**ACTION ITEM**: Check every line of the data below for the word "icon". Copy the ones that have it.

**SUPPLIED INFORMATION**:

----------------------------------------

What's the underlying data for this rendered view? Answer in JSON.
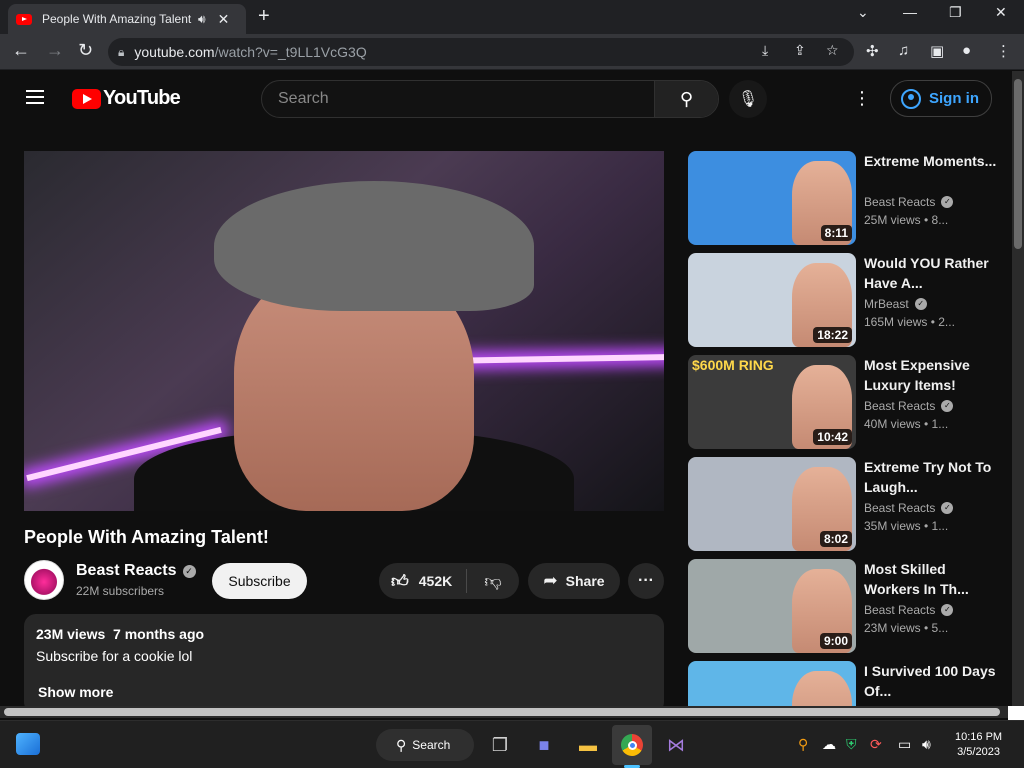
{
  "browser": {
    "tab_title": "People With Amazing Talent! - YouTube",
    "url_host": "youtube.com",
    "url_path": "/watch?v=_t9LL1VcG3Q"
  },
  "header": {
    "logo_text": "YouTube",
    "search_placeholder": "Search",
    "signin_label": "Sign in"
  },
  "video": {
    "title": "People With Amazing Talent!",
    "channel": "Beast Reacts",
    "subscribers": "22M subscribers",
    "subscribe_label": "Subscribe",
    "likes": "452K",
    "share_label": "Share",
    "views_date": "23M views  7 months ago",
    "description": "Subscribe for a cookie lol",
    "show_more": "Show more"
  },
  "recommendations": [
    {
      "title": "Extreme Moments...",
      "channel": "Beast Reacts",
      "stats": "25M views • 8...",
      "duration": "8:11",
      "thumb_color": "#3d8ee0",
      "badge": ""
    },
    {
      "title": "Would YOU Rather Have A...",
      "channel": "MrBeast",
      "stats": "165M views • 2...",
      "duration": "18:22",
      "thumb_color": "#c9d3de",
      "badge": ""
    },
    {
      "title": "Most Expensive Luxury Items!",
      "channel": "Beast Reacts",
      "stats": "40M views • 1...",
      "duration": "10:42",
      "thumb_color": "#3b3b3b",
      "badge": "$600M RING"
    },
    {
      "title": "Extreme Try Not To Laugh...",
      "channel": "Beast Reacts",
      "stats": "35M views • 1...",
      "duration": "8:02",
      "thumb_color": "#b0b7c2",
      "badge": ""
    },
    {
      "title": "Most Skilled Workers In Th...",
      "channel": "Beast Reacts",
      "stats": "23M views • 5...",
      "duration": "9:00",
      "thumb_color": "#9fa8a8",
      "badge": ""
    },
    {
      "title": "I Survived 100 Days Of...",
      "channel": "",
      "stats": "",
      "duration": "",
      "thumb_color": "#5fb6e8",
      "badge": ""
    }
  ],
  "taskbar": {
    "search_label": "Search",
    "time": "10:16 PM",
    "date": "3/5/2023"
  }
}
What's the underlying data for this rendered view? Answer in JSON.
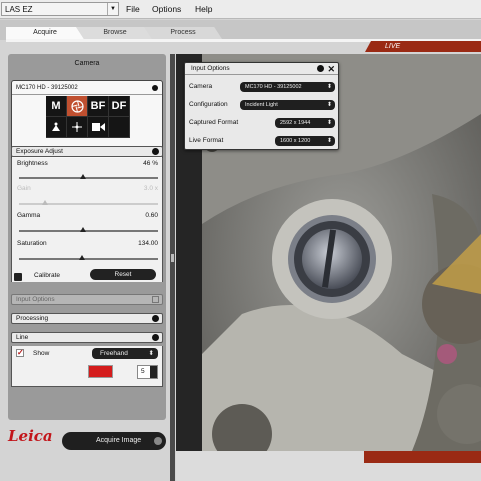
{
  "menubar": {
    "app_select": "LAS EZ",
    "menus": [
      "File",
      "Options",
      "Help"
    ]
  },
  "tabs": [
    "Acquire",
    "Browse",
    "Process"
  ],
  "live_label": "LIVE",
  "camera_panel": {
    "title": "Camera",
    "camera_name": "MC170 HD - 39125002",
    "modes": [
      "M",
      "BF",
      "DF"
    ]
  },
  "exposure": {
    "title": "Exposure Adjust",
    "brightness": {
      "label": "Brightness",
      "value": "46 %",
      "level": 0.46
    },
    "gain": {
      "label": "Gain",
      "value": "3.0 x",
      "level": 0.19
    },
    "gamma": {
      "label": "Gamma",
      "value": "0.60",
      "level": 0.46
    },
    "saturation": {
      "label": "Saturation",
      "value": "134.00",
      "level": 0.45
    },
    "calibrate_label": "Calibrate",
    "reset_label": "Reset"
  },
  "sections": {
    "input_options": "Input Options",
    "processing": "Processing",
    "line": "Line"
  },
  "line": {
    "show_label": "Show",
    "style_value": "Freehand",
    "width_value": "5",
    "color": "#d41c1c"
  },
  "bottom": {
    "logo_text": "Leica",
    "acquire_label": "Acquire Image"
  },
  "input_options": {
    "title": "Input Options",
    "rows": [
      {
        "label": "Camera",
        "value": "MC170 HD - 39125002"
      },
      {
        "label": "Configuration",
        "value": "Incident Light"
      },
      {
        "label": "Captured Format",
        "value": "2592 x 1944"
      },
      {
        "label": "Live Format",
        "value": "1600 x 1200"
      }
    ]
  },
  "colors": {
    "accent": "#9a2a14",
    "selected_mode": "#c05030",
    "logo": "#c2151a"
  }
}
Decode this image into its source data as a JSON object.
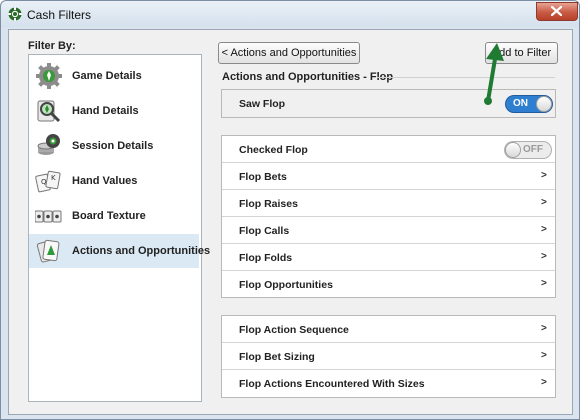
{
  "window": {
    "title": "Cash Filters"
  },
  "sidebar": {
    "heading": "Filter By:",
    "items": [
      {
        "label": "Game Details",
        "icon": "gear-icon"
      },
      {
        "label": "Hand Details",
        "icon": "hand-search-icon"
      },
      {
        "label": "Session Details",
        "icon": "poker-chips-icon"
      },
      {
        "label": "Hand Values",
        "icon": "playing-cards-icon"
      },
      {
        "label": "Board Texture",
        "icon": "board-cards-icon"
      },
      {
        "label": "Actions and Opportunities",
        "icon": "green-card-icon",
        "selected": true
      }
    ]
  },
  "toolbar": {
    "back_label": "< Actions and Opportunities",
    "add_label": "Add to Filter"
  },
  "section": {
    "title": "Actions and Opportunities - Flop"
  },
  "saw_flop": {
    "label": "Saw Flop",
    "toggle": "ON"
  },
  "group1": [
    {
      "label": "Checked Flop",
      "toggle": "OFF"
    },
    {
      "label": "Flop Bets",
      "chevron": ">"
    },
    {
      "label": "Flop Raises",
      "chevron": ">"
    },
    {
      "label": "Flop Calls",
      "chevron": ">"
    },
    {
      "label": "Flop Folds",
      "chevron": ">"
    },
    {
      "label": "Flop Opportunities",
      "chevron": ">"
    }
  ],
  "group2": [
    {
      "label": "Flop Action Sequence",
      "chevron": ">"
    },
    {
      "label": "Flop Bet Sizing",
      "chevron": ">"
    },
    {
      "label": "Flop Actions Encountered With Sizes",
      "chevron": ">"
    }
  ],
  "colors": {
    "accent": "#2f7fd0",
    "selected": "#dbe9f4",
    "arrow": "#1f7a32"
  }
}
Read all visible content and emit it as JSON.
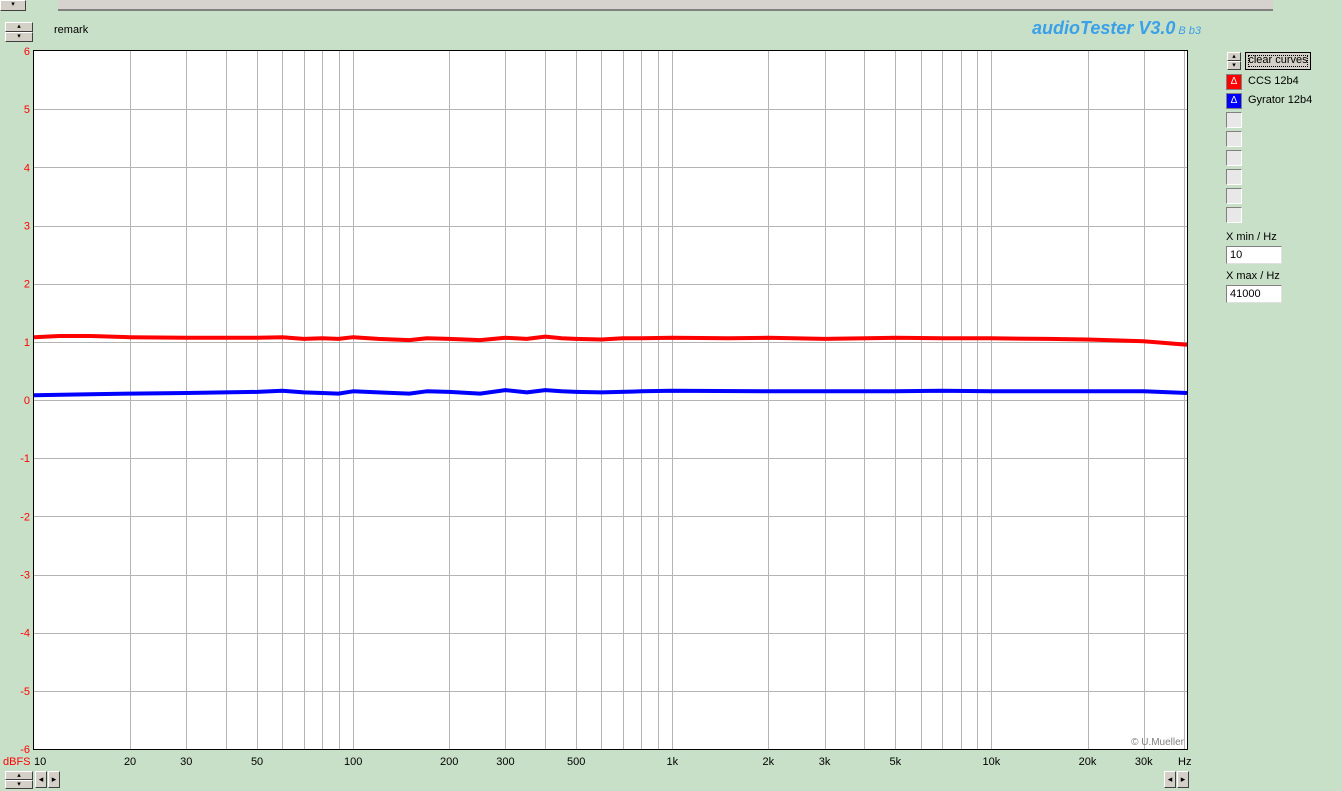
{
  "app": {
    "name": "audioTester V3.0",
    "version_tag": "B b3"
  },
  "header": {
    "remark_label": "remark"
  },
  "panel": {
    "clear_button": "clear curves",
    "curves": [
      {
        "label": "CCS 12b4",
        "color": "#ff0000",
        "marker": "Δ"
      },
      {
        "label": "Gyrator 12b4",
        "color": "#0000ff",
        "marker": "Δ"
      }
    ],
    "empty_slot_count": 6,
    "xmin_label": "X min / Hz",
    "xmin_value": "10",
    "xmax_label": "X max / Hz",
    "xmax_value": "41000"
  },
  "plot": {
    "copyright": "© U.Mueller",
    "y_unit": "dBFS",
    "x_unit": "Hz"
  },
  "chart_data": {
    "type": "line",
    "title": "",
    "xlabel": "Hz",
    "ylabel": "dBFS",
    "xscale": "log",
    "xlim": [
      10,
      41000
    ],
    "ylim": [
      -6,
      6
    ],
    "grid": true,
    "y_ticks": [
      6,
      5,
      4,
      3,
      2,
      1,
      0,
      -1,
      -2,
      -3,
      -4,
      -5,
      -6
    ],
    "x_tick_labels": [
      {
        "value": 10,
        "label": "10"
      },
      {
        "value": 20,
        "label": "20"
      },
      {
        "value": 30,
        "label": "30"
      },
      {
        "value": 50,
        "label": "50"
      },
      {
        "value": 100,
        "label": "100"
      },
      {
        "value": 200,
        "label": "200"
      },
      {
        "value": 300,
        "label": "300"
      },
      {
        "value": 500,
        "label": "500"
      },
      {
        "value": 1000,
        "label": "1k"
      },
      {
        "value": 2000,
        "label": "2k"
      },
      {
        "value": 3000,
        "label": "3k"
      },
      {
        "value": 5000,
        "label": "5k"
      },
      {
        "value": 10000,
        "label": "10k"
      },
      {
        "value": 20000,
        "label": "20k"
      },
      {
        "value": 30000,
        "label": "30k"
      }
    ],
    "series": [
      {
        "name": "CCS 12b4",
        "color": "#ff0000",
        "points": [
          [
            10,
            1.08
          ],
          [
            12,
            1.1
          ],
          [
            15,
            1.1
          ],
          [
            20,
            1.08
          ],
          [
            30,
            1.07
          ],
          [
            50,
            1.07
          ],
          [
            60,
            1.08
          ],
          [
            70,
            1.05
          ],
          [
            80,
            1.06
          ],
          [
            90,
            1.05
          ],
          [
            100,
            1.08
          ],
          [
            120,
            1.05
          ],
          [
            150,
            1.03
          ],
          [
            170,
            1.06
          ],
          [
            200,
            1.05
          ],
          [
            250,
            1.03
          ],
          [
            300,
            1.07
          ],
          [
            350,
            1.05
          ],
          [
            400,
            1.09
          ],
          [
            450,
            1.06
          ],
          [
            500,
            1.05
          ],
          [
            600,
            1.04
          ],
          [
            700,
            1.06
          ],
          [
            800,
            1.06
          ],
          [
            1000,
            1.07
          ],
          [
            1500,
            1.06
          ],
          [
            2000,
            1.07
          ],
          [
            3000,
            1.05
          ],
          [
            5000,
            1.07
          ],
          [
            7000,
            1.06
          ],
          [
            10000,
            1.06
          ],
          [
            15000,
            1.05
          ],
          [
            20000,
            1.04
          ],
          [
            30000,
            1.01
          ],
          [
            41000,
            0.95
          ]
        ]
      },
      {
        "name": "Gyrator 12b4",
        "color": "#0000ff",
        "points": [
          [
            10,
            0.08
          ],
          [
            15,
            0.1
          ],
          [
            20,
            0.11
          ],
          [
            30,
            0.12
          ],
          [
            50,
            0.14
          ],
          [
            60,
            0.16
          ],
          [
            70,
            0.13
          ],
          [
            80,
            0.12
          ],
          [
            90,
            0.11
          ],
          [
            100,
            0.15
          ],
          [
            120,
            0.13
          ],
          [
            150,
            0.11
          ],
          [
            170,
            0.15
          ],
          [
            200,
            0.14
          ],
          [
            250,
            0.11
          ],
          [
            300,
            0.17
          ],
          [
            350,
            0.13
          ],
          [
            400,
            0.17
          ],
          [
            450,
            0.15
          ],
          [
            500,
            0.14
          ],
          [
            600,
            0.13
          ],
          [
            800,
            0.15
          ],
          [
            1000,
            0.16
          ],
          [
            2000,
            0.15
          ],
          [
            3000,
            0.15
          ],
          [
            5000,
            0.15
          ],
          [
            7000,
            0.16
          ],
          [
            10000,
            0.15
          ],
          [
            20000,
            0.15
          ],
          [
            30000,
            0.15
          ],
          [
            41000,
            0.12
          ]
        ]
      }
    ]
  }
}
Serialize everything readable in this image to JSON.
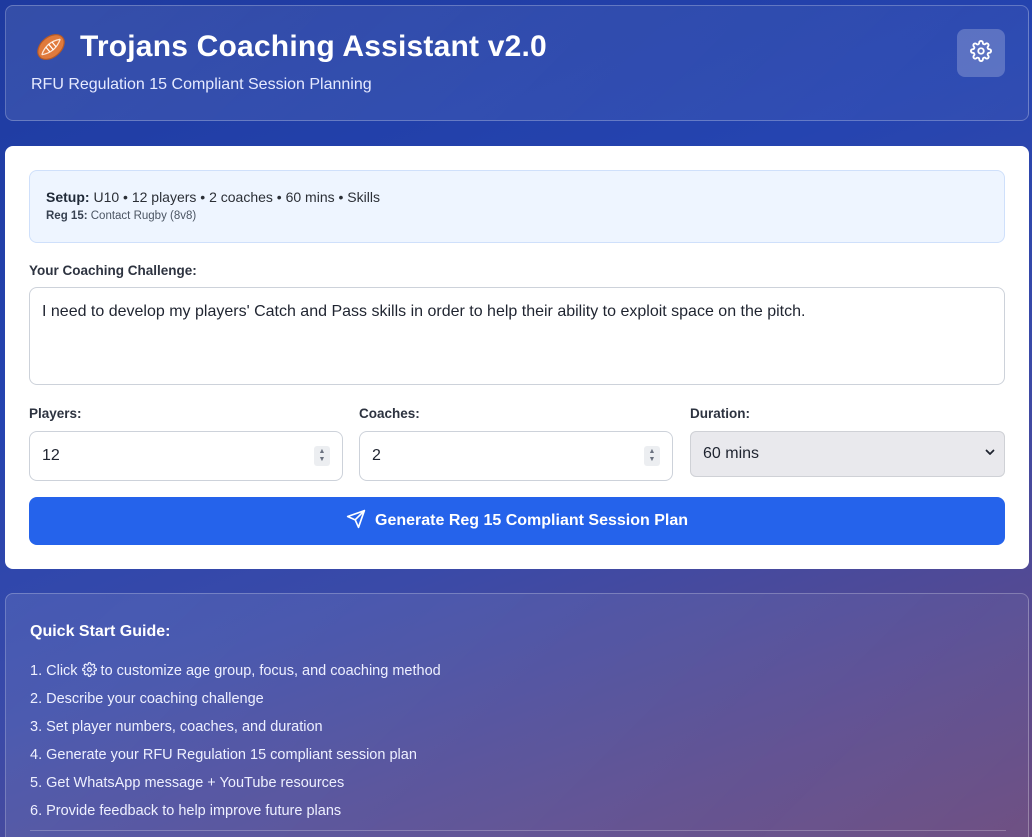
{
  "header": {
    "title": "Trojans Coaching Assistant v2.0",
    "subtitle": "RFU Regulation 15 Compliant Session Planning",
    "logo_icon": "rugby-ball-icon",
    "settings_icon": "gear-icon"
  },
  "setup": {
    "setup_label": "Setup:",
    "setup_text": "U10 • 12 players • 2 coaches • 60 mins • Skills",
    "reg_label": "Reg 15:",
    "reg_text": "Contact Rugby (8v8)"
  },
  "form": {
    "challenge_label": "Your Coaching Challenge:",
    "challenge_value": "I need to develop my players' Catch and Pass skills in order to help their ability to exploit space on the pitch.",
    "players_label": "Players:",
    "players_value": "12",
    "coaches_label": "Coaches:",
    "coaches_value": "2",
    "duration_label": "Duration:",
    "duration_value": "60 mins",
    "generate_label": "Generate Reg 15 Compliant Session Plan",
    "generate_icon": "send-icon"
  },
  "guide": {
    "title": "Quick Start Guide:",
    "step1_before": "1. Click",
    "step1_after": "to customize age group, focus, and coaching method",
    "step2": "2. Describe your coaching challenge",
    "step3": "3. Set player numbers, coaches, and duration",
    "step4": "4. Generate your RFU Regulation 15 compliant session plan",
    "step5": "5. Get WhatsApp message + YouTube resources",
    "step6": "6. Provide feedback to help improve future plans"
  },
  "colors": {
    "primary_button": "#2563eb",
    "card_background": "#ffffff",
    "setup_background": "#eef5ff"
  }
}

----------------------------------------

**SOLUTION TO THIS PROBLEM**:
        "icon": "gear-icon"
        "icon": "hand-search-icon"
        "icon": "poker-chips-icon"
        "icon": "playing-cards-icon"
        "icon": "board-cards-icon"
        "icon": "green-card-icon",
    "logo_icon": "rugby-ball-icon",
    "settings_icon": "gear-icon"
    "generate_icon": "send-icon"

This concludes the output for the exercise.